Z1903 men so far all have the value of 9 at STR marker DYS568 and less reliably 20,21 at marker YCA together with a close relationship based on STR marker values. The reason DYS568=9 can be used as a generally reliable categorization value is due to the fact this represents a multi-step mutation in a very slowly mutating marker. Although not the subject of a research study, the age of the mutation to 9 at DYS568 may have been about 3,000 yrs. ago based on the number of marker value differences of 67-marker STR samples. And the mutation to 20,21 at YCA would have arisen in this same general time period. Persons within the DYS568=9 group who were tested for the marker GATA-A10 had values one or more higher than found in other haplogroup G subgroups. Those from the Ashkenazi cluster had the highest values of 14. Additional results would be needed to determine if these findings are consistent within the DYS568=9 group.

Almost all Z1903+ men have the additional Z724 mutation. Men who are Z1903+ and Z724- comprise only a small group within Z1903 and so far are only Hispanic men. Z1903 and Z724 were identified in 2011 in two samples in the 1000 Genomes Project, one from Utah in the United States and other from Beijing, China. Z1903 is found at chromosome position 15106340 and represents a mutation from A to G. Z724 is found at position 6895545 and represents a mutation from C to T [16] The Z-series SNPs were identified by volunteer researchers.

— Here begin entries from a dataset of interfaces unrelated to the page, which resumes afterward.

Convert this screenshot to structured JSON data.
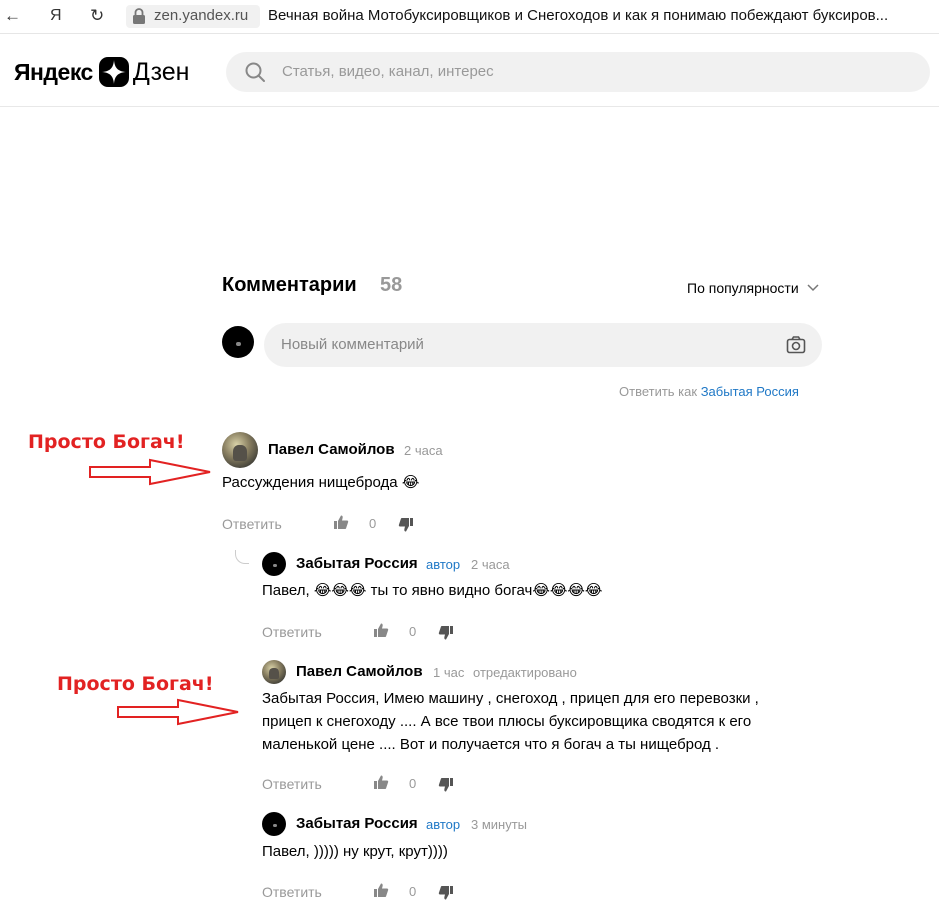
{
  "browser": {
    "back_glyph": "←",
    "ya_glyph": "Я",
    "reload_glyph": "↻",
    "url": "zen.yandex.ru",
    "title": "Вечная война Мотобуксировщиков и Снегоходов и как я понимаю побеждают буксиров..."
  },
  "header": {
    "logo_left": "Яндекс",
    "logo_right": "Дзен",
    "search_placeholder": "Статья, видео, канал, интерес"
  },
  "comments_header": {
    "title": "Комментарии",
    "count": "58",
    "sort_label": "По популярности"
  },
  "new_comment": {
    "placeholder": "Новый комментарий",
    "reply_as_prefix": "Ответить как",
    "reply_as_name": "Забытая Россия"
  },
  "comments": [
    {
      "author": "Павел Самойлов",
      "time": "2 часа",
      "text": "Рассуждения нищеброда 😂",
      "reply_label": "Ответить",
      "likes": "0"
    },
    {
      "author": "Забытая Россия",
      "author_tag": "автор",
      "time": "2 часа",
      "text": "Павел, 😂😂😂 ты то явно видно богач😂😂😂😂",
      "reply_label": "Ответить",
      "likes": "0"
    },
    {
      "author": "Павел Самойлов",
      "time": "1 час",
      "edited": "отредактировано",
      "text_lines": [
        "Забытая Россия, Имею машину , снегоход , прицеп для его перевозки ,",
        "прицеп к снегоходу .... А все твои плюсы буксировщика сводятся к его",
        "маленькой цене .... Вот и получается что я богач а ты нищеброд ."
      ],
      "reply_label": "Ответить",
      "likes": "0"
    },
    {
      "author": "Забытая Россия",
      "author_tag": "автор",
      "time": "3 минуты",
      "text": "Павел, ))))) ну крут, крут))))",
      "reply_label": "Ответить",
      "likes": "0"
    }
  ],
  "annotations": [
    "Просто Богач!",
    "Просто Богач!"
  ],
  "colors": {
    "link_blue": "#1f78c6",
    "annotation_red": "#e22222",
    "muted_gray": "#999999"
  },
  "icons": [
    "back-arrow-icon",
    "yandex-icon",
    "reload-icon",
    "lock-icon",
    "logo-star-icon",
    "search-icon",
    "chevron-down-icon",
    "camera-icon",
    "thumb-up-icon",
    "thumb-down-icon"
  ]
}
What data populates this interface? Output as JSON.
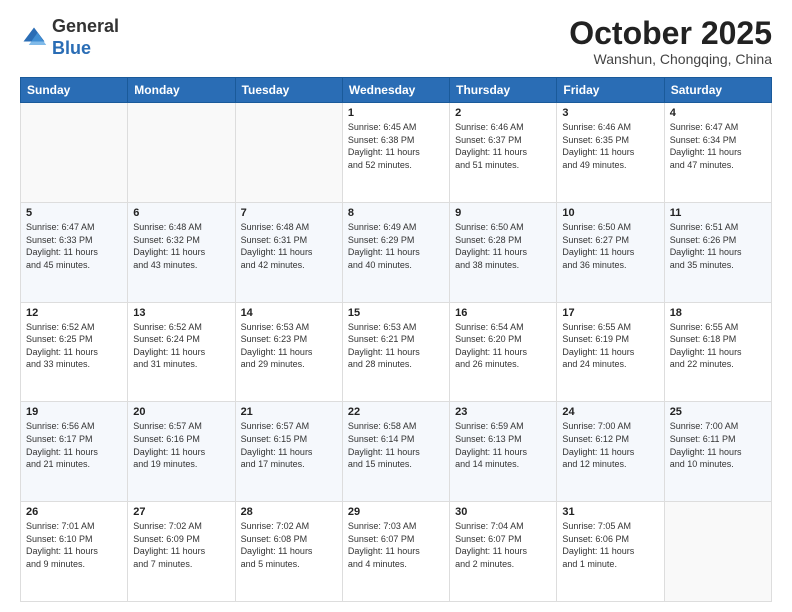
{
  "header": {
    "logo_line1": "General",
    "logo_line2": "Blue",
    "month_title": "October 2025",
    "location": "Wanshun, Chongqing, China"
  },
  "days_of_week": [
    "Sunday",
    "Monday",
    "Tuesday",
    "Wednesday",
    "Thursday",
    "Friday",
    "Saturday"
  ],
  "weeks": [
    [
      {
        "num": "",
        "info": ""
      },
      {
        "num": "",
        "info": ""
      },
      {
        "num": "",
        "info": ""
      },
      {
        "num": "1",
        "info": "Sunrise: 6:45 AM\nSunset: 6:38 PM\nDaylight: 11 hours\nand 52 minutes."
      },
      {
        "num": "2",
        "info": "Sunrise: 6:46 AM\nSunset: 6:37 PM\nDaylight: 11 hours\nand 51 minutes."
      },
      {
        "num": "3",
        "info": "Sunrise: 6:46 AM\nSunset: 6:35 PM\nDaylight: 11 hours\nand 49 minutes."
      },
      {
        "num": "4",
        "info": "Sunrise: 6:47 AM\nSunset: 6:34 PM\nDaylight: 11 hours\nand 47 minutes."
      }
    ],
    [
      {
        "num": "5",
        "info": "Sunrise: 6:47 AM\nSunset: 6:33 PM\nDaylight: 11 hours\nand 45 minutes."
      },
      {
        "num": "6",
        "info": "Sunrise: 6:48 AM\nSunset: 6:32 PM\nDaylight: 11 hours\nand 43 minutes."
      },
      {
        "num": "7",
        "info": "Sunrise: 6:48 AM\nSunset: 6:31 PM\nDaylight: 11 hours\nand 42 minutes."
      },
      {
        "num": "8",
        "info": "Sunrise: 6:49 AM\nSunset: 6:29 PM\nDaylight: 11 hours\nand 40 minutes."
      },
      {
        "num": "9",
        "info": "Sunrise: 6:50 AM\nSunset: 6:28 PM\nDaylight: 11 hours\nand 38 minutes."
      },
      {
        "num": "10",
        "info": "Sunrise: 6:50 AM\nSunset: 6:27 PM\nDaylight: 11 hours\nand 36 minutes."
      },
      {
        "num": "11",
        "info": "Sunrise: 6:51 AM\nSunset: 6:26 PM\nDaylight: 11 hours\nand 35 minutes."
      }
    ],
    [
      {
        "num": "12",
        "info": "Sunrise: 6:52 AM\nSunset: 6:25 PM\nDaylight: 11 hours\nand 33 minutes."
      },
      {
        "num": "13",
        "info": "Sunrise: 6:52 AM\nSunset: 6:24 PM\nDaylight: 11 hours\nand 31 minutes."
      },
      {
        "num": "14",
        "info": "Sunrise: 6:53 AM\nSunset: 6:23 PM\nDaylight: 11 hours\nand 29 minutes."
      },
      {
        "num": "15",
        "info": "Sunrise: 6:53 AM\nSunset: 6:21 PM\nDaylight: 11 hours\nand 28 minutes."
      },
      {
        "num": "16",
        "info": "Sunrise: 6:54 AM\nSunset: 6:20 PM\nDaylight: 11 hours\nand 26 minutes."
      },
      {
        "num": "17",
        "info": "Sunrise: 6:55 AM\nSunset: 6:19 PM\nDaylight: 11 hours\nand 24 minutes."
      },
      {
        "num": "18",
        "info": "Sunrise: 6:55 AM\nSunset: 6:18 PM\nDaylight: 11 hours\nand 22 minutes."
      }
    ],
    [
      {
        "num": "19",
        "info": "Sunrise: 6:56 AM\nSunset: 6:17 PM\nDaylight: 11 hours\nand 21 minutes."
      },
      {
        "num": "20",
        "info": "Sunrise: 6:57 AM\nSunset: 6:16 PM\nDaylight: 11 hours\nand 19 minutes."
      },
      {
        "num": "21",
        "info": "Sunrise: 6:57 AM\nSunset: 6:15 PM\nDaylight: 11 hours\nand 17 minutes."
      },
      {
        "num": "22",
        "info": "Sunrise: 6:58 AM\nSunset: 6:14 PM\nDaylight: 11 hours\nand 15 minutes."
      },
      {
        "num": "23",
        "info": "Sunrise: 6:59 AM\nSunset: 6:13 PM\nDaylight: 11 hours\nand 14 minutes."
      },
      {
        "num": "24",
        "info": "Sunrise: 7:00 AM\nSunset: 6:12 PM\nDaylight: 11 hours\nand 12 minutes."
      },
      {
        "num": "25",
        "info": "Sunrise: 7:00 AM\nSunset: 6:11 PM\nDaylight: 11 hours\nand 10 minutes."
      }
    ],
    [
      {
        "num": "26",
        "info": "Sunrise: 7:01 AM\nSunset: 6:10 PM\nDaylight: 11 hours\nand 9 minutes."
      },
      {
        "num": "27",
        "info": "Sunrise: 7:02 AM\nSunset: 6:09 PM\nDaylight: 11 hours\nand 7 minutes."
      },
      {
        "num": "28",
        "info": "Sunrise: 7:02 AM\nSunset: 6:08 PM\nDaylight: 11 hours\nand 5 minutes."
      },
      {
        "num": "29",
        "info": "Sunrise: 7:03 AM\nSunset: 6:07 PM\nDaylight: 11 hours\nand 4 minutes."
      },
      {
        "num": "30",
        "info": "Sunrise: 7:04 AM\nSunset: 6:07 PM\nDaylight: 11 hours\nand 2 minutes."
      },
      {
        "num": "31",
        "info": "Sunrise: 7:05 AM\nSunset: 6:06 PM\nDaylight: 11 hours\nand 1 minute."
      },
      {
        "num": "",
        "info": ""
      }
    ]
  ]
}
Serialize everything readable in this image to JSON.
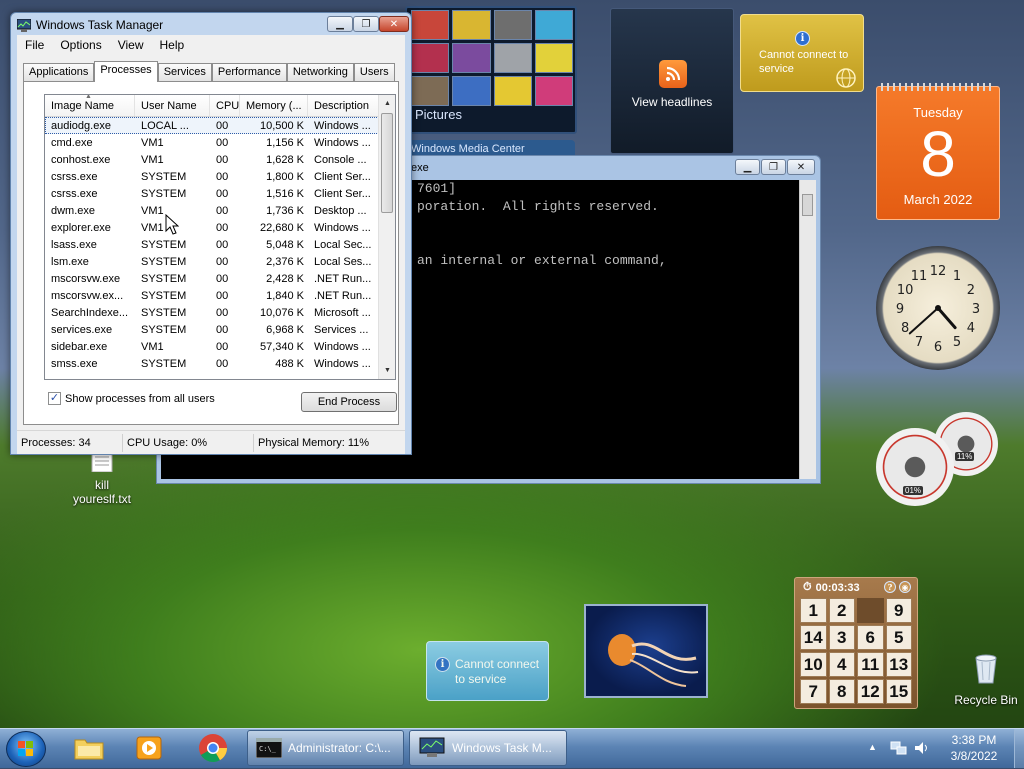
{
  "desktop": {
    "icons": [
      {
        "label": "kill\nyoureslf.txt"
      },
      {
        "label": "Recycle Bin"
      }
    ]
  },
  "gadgets": {
    "media_center": {
      "label": "Pictures",
      "bar_label": "Windows Media Center"
    },
    "feed_headlines": {
      "label": "View headlines"
    },
    "weather": {
      "message": "Cannot connect to service"
    },
    "weather_bottom": {
      "message": "Cannot connect to service"
    },
    "calendar": {
      "weekday": "Tuesday",
      "day": "8",
      "month_year": "March 2022"
    },
    "clock": {
      "hour": 4,
      "minute": 38
    },
    "cpu_meter": {
      "cpu": "01%",
      "memory": "11%"
    },
    "puzzle": {
      "time": "00:03:33",
      "tiles": [
        "1",
        "2",
        "",
        "9",
        "14",
        "3",
        "6",
        "5",
        "10",
        "4",
        "11",
        "13",
        "7",
        "8",
        "12",
        "15"
      ]
    }
  },
  "cmd_window": {
    "title": "Administrator: C:\\Windows\\system32\\cmd.exe",
    "title_visible": "exe",
    "lines": [
      "7601]",
      "poration.  All rights reserved.",
      "",
      "",
      "an internal or external command,"
    ]
  },
  "task_manager": {
    "title": "Windows Task Manager",
    "menu": [
      "File",
      "Options",
      "View",
      "Help"
    ],
    "tabs": [
      "Applications",
      "Processes",
      "Services",
      "Performance",
      "Networking",
      "Users"
    ],
    "active_tab": 1,
    "columns": [
      "Image Name",
      "User Name",
      "CPU",
      "Memory (...",
      "Description"
    ],
    "rows": [
      [
        "audiodg.exe",
        "LOCAL ...",
        "00",
        "10,500 K",
        "Windows ..."
      ],
      [
        "cmd.exe",
        "VM1",
        "00",
        "1,156 K",
        "Windows ..."
      ],
      [
        "conhost.exe",
        "VM1",
        "00",
        "1,628 K",
        "Console ..."
      ],
      [
        "csrss.exe",
        "SYSTEM",
        "00",
        "1,800 K",
        "Client Ser..."
      ],
      [
        "csrss.exe",
        "SYSTEM",
        "00",
        "1,516 K",
        "Client Ser..."
      ],
      [
        "dwm.exe",
        "VM1",
        "00",
        "1,736 K",
        "Desktop ..."
      ],
      [
        "explorer.exe",
        "VM1",
        "00",
        "22,680 K",
        "Windows ..."
      ],
      [
        "lsass.exe",
        "SYSTEM",
        "00",
        "5,048 K",
        "Local Sec..."
      ],
      [
        "lsm.exe",
        "SYSTEM",
        "00",
        "2,376 K",
        "Local Ses..."
      ],
      [
        "mscorsvw.exe",
        "SYSTEM",
        "00",
        "2,428 K",
        ".NET Run..."
      ],
      [
        "mscorsvw.ex...",
        "SYSTEM",
        "00",
        "1,840 K",
        ".NET Run..."
      ],
      [
        "SearchIndexe...",
        "SYSTEM",
        "00",
        "10,076 K",
        "Microsoft ..."
      ],
      [
        "services.exe",
        "SYSTEM",
        "00",
        "6,968 K",
        "Services ..."
      ],
      [
        "sidebar.exe",
        "VM1",
        "00",
        "57,340 K",
        "Windows ..."
      ],
      [
        "smss.exe",
        "SYSTEM",
        "00",
        "488 K",
        "Windows ..."
      ]
    ],
    "show_all_label": "Show processes from all users",
    "show_all_checked": true,
    "end_process_label": "End Process",
    "status": {
      "processes": "Processes: 34",
      "cpu": "CPU Usage: 0%",
      "memory": "Physical Memory: 11%"
    }
  },
  "taskbar": {
    "buttons": [
      {
        "label": "Administrator: C:\\..."
      },
      {
        "label": "Windows Task M..."
      }
    ],
    "time": "3:38 PM",
    "date": "3/8/2022"
  }
}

No Z1903 persons have so far been located in the Middle East or Anatolia region where haplogroup G can be unusually common. Several samples, however, have been found among Ossetians in the central Caucasus Mountains and in a sample from Beijing China. Though found all over Europe, Z1903 men are so far missing from Scandinavian samples north of Denmark.

This Z1903/Z724 subgroup contains a further large subgroup consisting of Ashkenazi Jews who are relatively closely related based on STR marker values and typically have a value of 16 for marker DYS385b. The Jewish cluster does not seem to share a common ancestor with the non-Jewish men within the Current Era. And the common ancestor of the Ashkenazi Z1903 men likely lived in the Middle Ages based on the small number of STR marker value difference seen among them. See also page covering Jews with Haplogroup G (Y-DNA).

There is another, smaller subgroup of Z1903 persons who have the value of 9 at STR marker DYS439. The ancestral value for this marker is 12 within the DYS568=9 group, and this 9 represents a rare multi-step mutation. This DYS439=9 subgroup is predominantly German, and the mutation is probably over 2,000 years old based on number of marker value differences in 67-marker STR samples.

The Haplogroup G Project has indicated among its large G collection that likely or proven DYS568=9 samples comprise the following percentages of available G samples in the following countries [in descending order]:

Ireland, 12%.....England, 9%.....Netherlands, 5%.....Poland, 5%.....Italy, 4%.....Germany, 3%.....Spain, 3%.....France, 2%[11]

Within the Z724 subgroup is subgroup G2a3b1a3 (L640+). This is a small group of men presently all from the British Isles. This SNP was identified in summer 2011 at Family Tree DNA. It represents a mutation from A to G and is found at position 16903082 on the Y chromosome. Most, if not all, these L640+ men also have the value of 8 at marker DY533 which is otherwise rare among Z724 men.

G2a3b1a4 (L660+, L662+)

This G2a3b1a4 subgroup is a small one, and so far found only in Europeans. Both SNPs involved were first identified at Family Tree DNA in summer 2011. L660 is found at position 12511525 on the Y chromosome and is a change from C to A. L662 is found at position 16446702 and is a change from C to T.

G2a3b1b (L694+)

Persons in this subgroup have the L694 mutation which was discovered at Family Tree DNA in summer 2011. So far, this mutation has been found primarily in Polish men. It is located at position 5734987 on the Y chromosome and is an insertion mutation.

See also